[Opening Records for processing section]

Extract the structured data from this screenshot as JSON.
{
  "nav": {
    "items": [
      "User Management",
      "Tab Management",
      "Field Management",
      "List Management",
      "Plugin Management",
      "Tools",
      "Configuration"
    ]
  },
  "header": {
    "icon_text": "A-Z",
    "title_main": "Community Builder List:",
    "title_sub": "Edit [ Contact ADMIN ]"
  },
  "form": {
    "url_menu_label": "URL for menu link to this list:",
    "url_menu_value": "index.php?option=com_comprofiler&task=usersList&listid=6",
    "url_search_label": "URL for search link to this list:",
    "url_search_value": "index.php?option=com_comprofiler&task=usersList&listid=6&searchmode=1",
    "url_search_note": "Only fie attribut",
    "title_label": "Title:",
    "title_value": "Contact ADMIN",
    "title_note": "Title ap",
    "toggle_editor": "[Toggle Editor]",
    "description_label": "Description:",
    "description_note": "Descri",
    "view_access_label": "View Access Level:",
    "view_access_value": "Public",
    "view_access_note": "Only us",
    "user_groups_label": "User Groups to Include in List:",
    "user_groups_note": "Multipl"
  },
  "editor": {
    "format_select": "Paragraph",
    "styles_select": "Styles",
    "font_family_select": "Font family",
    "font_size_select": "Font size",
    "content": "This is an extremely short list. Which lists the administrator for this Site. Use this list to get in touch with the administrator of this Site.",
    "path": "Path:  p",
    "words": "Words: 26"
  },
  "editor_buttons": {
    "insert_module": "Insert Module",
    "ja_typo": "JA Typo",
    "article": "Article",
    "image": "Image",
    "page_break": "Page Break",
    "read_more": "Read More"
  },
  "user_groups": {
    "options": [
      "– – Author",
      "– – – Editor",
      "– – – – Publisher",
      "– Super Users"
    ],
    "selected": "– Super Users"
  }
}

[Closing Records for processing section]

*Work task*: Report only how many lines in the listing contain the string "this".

*The answer*: 4